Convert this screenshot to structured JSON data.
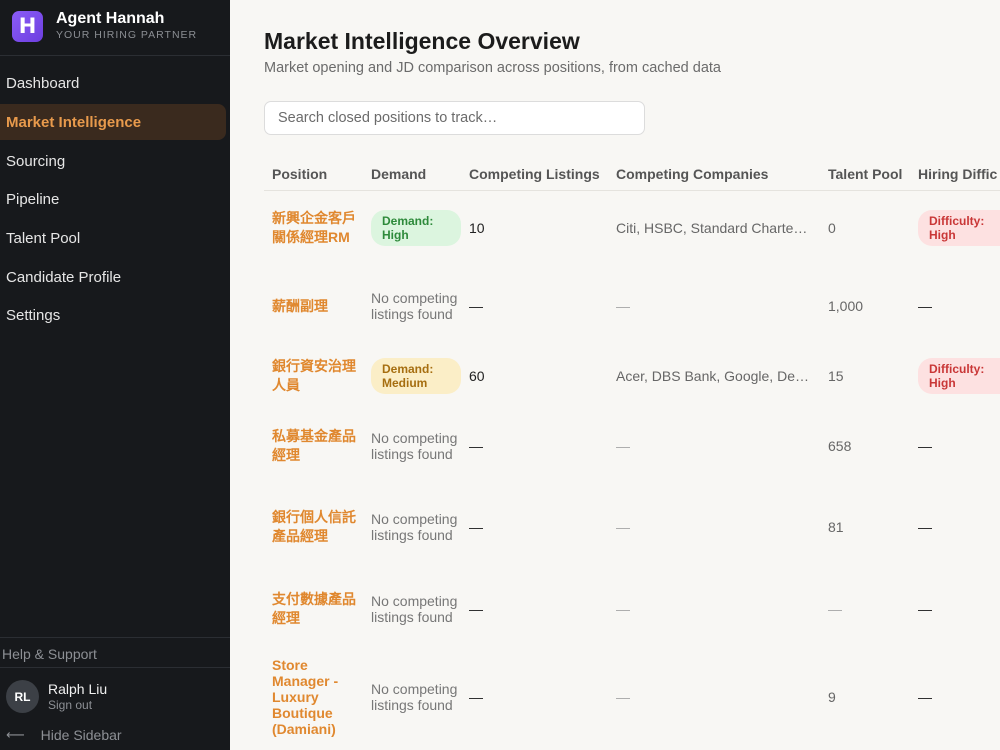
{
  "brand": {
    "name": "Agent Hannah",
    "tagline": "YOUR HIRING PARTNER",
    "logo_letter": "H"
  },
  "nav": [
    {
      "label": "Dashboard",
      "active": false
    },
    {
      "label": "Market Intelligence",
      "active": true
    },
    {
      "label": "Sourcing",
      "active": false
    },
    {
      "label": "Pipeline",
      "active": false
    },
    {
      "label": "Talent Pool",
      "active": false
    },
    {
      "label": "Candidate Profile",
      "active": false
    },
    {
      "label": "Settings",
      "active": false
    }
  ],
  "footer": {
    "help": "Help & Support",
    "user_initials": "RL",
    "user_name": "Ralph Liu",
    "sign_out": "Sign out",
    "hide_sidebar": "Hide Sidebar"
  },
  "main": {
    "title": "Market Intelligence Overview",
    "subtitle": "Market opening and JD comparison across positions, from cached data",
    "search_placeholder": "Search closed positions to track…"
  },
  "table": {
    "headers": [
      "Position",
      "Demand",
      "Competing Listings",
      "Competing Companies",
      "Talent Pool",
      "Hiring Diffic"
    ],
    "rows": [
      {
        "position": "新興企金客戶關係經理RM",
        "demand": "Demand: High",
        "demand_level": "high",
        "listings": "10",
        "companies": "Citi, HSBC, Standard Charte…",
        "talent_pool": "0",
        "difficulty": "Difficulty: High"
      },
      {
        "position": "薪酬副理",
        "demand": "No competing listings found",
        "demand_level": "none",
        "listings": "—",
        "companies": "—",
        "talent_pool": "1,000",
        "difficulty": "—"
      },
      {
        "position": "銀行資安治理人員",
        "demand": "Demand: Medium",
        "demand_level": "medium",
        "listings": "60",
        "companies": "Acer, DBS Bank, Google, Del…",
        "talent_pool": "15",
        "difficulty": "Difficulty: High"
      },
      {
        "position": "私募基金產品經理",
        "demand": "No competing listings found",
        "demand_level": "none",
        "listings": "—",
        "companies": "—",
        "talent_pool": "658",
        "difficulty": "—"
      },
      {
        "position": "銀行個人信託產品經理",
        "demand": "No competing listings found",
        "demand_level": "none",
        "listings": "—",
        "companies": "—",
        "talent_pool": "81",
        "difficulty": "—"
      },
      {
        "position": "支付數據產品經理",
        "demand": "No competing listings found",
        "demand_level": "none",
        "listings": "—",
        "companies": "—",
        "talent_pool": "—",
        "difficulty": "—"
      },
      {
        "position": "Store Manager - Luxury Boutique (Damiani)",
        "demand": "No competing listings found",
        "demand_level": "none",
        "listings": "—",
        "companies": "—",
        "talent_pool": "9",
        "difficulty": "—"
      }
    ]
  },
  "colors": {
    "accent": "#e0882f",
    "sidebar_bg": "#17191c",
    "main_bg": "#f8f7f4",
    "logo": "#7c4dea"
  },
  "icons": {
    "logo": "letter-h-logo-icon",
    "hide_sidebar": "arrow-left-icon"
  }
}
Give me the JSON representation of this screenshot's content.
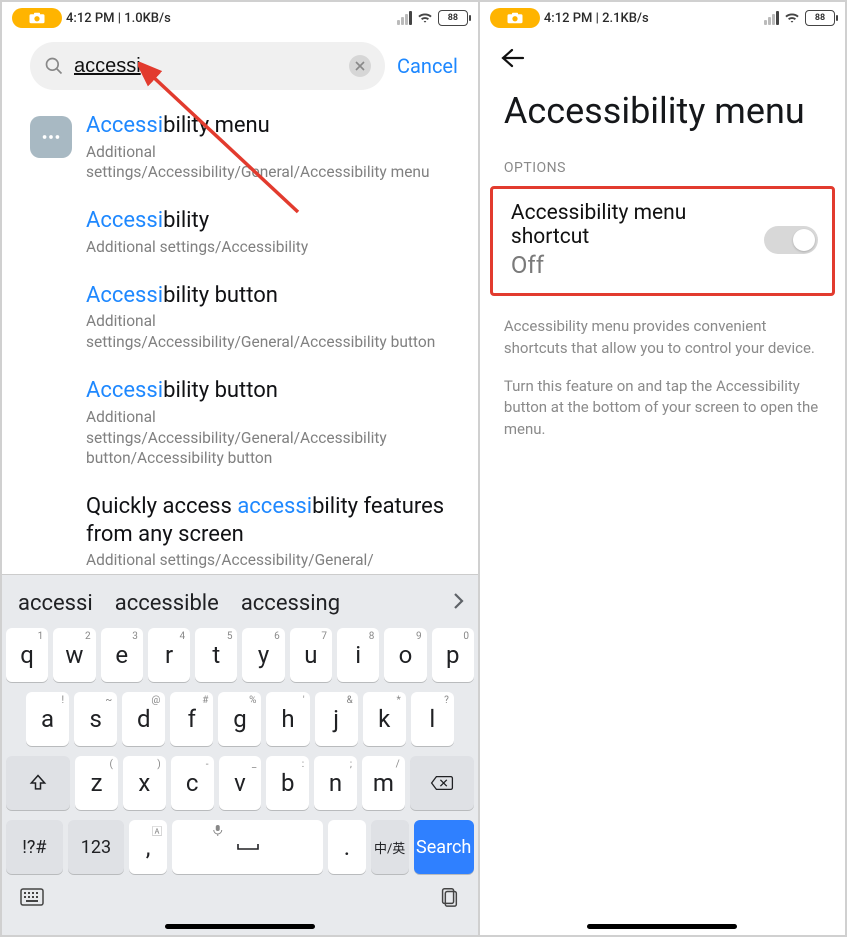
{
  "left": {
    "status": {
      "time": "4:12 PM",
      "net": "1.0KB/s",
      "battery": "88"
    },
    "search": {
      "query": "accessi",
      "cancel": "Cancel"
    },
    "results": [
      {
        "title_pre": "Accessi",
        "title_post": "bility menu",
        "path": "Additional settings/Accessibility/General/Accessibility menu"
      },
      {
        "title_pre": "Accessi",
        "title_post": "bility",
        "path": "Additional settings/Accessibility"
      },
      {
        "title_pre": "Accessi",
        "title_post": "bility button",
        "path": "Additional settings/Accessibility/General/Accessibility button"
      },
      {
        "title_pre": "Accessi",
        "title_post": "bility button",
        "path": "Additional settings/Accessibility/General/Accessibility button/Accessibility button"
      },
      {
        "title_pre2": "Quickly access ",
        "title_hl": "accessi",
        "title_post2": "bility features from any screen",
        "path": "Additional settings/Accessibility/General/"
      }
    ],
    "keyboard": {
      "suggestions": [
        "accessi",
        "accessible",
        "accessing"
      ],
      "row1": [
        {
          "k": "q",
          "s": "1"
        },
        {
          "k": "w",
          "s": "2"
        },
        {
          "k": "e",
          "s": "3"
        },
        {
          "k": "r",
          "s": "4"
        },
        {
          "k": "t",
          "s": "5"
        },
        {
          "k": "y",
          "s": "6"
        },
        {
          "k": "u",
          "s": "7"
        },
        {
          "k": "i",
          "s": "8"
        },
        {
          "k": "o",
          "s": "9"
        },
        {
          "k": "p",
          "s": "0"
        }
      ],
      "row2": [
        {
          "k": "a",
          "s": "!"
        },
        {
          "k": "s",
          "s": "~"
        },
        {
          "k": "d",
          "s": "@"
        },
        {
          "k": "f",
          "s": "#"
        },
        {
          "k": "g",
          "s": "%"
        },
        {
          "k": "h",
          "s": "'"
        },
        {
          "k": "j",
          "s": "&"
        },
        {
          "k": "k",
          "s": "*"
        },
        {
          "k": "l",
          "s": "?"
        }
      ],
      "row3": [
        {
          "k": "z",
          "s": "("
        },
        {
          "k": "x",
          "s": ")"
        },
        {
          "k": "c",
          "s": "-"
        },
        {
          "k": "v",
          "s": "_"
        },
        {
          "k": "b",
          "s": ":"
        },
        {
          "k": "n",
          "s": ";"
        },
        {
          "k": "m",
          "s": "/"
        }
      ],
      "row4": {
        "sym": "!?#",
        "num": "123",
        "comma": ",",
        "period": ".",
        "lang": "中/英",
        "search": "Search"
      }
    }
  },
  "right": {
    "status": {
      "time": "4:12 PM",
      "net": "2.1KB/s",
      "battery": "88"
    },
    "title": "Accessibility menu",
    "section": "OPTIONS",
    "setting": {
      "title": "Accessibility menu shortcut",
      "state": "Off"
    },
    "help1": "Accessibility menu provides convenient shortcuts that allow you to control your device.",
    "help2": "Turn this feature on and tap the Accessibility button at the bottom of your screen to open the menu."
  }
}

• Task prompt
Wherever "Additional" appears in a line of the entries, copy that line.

• Exercise result
        "path": "Additional settings/Accessibility/General/Accessibility menu"
        "path": "Additional settings/Accessibility"
        "path": "Additional settings/Accessibility/General/Accessibility button"
        "path": "Additional settings/Accessibility/General/Accessibility button/Accessibility button"
        "path": "Additional settings/Accessibility/General/"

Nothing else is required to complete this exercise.